### [Exercise requirements]
The response must contain all of the entries, each one repeated exactly.

### [Extracted records]
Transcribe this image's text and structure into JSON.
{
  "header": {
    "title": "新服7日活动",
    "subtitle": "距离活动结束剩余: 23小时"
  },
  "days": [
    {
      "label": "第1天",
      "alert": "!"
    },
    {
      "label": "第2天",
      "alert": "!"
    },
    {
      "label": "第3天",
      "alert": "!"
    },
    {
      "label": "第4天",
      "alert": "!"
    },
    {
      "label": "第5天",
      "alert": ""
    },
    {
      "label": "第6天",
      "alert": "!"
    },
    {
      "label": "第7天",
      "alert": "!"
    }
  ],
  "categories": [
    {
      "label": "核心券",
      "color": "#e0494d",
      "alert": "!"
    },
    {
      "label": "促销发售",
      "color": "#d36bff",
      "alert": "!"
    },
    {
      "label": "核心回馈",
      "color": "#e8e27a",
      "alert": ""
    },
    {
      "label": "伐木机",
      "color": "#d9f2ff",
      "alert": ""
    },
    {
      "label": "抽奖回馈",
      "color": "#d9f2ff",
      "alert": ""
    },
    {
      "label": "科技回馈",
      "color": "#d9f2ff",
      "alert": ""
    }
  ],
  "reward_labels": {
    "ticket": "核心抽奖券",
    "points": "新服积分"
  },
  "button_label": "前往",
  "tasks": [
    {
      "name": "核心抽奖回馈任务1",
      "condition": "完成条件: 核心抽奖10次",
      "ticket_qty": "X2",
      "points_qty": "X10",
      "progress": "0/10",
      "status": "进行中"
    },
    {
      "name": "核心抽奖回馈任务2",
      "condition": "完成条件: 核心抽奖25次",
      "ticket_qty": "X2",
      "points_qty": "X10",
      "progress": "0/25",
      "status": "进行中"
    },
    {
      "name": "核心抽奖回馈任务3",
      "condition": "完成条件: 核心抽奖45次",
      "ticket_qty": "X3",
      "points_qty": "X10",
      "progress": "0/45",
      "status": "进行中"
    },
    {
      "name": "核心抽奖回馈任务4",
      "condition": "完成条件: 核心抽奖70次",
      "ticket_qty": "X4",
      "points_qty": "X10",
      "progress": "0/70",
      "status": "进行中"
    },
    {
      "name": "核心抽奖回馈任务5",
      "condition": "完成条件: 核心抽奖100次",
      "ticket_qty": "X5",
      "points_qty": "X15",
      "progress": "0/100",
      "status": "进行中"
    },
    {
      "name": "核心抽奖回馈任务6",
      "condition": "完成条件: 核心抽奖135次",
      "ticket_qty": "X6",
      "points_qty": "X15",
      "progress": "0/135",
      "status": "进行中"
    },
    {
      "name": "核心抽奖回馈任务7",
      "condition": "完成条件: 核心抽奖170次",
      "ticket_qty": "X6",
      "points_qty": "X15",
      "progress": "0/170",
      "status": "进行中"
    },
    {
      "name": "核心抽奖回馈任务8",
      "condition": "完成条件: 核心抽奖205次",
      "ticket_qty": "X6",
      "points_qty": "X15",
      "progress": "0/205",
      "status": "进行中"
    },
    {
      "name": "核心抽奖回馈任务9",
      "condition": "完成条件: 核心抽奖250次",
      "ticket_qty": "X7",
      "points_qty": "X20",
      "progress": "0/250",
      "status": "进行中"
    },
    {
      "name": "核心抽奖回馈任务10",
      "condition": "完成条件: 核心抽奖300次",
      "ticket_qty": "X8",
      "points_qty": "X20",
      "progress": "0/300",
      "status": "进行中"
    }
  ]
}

### [Written answer]
Transcribe this image's text and structure into JSON.
{
  "header": {
    "title": "新服7日活动",
    "subtitle": "距离活动结束剩余: 23小时"
  },
  "days": [
    {
      "label": "第1天",
      "alert": "!"
    },
    {
      "label": "第2天",
      "alert": "!"
    },
    {
      "label": "第3天",
      "alert": "!"
    },
    {
      "label": "第4天",
      "alert": "!"
    },
    {
      "label": "第5天",
      "alert": ""
    },
    {
      "label": "第6天",
      "alert": "!"
    },
    {
      "label": "第7天",
      "alert": "!"
    }
  ],
  "categories": [
    {
      "label": "核心券",
      "color": "#e0494d",
      "alert": "!"
    },
    {
      "label": "促销发售",
      "color": "#d36bff",
      "alert": "!"
    },
    {
      "label": "核心回馈",
      "color": "#e8e27a",
      "alert": ""
    },
    {
      "label": "伐木机",
      "color": "#d9f2ff",
      "alert": ""
    },
    {
      "label": "抽奖回馈",
      "color": "#d9f2ff",
      "alert": ""
    },
    {
      "label": "科技回馈",
      "color": "#d9f2ff",
      "alert": ""
    }
  ],
  "reward_labels": {
    "ticket": "核心抽奖券",
    "points": "新服积分"
  },
  "button_label": "前往",
  "tasks": [
    {
      "name": "核心抽奖回馈任务1",
      "condition": "完成条件: 核心抽奖10次",
      "ticket_qty": "X2",
      "points_qty": "X10",
      "progress": "0/10",
      "status": "进行中"
    },
    {
      "name": "核心抽奖回馈任务2",
      "condition": "完成条件: 核心抽奖25次",
      "ticket_qty": "X2",
      "points_qty": "X10",
      "progress": "0/25",
      "status": "进行中"
    },
    {
      "name": "核心抽奖回馈任务3",
      "condition": "完成条件: 核心抽奖45次",
      "ticket_qty": "X3",
      "points_qty": "X10",
      "progress": "0/45",
      "status": "进行中"
    },
    {
      "name": "核心抽奖回馈任务4",
      "condition": "完成条件: 核心抽奖70次",
      "ticket_qty": "X4",
      "points_qty": "X10",
      "progress": "0/70",
      "status": "进行中"
    },
    {
      "name": "核心抽奖回馈任务5",
      "condition": "完成条件: 核心抽奖100次",
      "ticket_qty": "X5",
      "points_qty": "X15",
      "progress": "0/100",
      "status": "进行中"
    },
    {
      "name": "核心抽奖回馈任务6",
      "condition": "完成条件: 核心抽奖135次",
      "ticket_qty": "X6",
      "points_qty": "X15",
      "progress": "0/135",
      "status": "进行中"
    },
    {
      "name": "核心抽奖回馈任务7",
      "condition": "完成条件: 核心抽奖170次",
      "ticket_qty": "X6",
      "points_qty": "X15",
      "progress": "0/170",
      "status": "进行中"
    },
    {
      "name": "核心抽奖回馈任务8",
      "condition": "完成条件: 核心抽奖205次",
      "ticket_qty": "X6",
      "points_qty": "X15",
      "progress": "0/205",
      "status": "进行中"
    },
    {
      "name": "核心抽奖回馈任务9",
      "condition": "完成条件: 核心抽奖250次",
      "ticket_qty": "X7",
      "points_qty": "X20",
      "progress": "0/250",
      "status": "进行中"
    },
    {
      "name": "核心抽奖回馈任务10",
      "condition": "完成条件: 核心抽奖300次",
      "ticket_qty": "X8",
      "points_qty": "X20",
      "progress": "0/300",
      "status": "进行中"
    }
  ]
}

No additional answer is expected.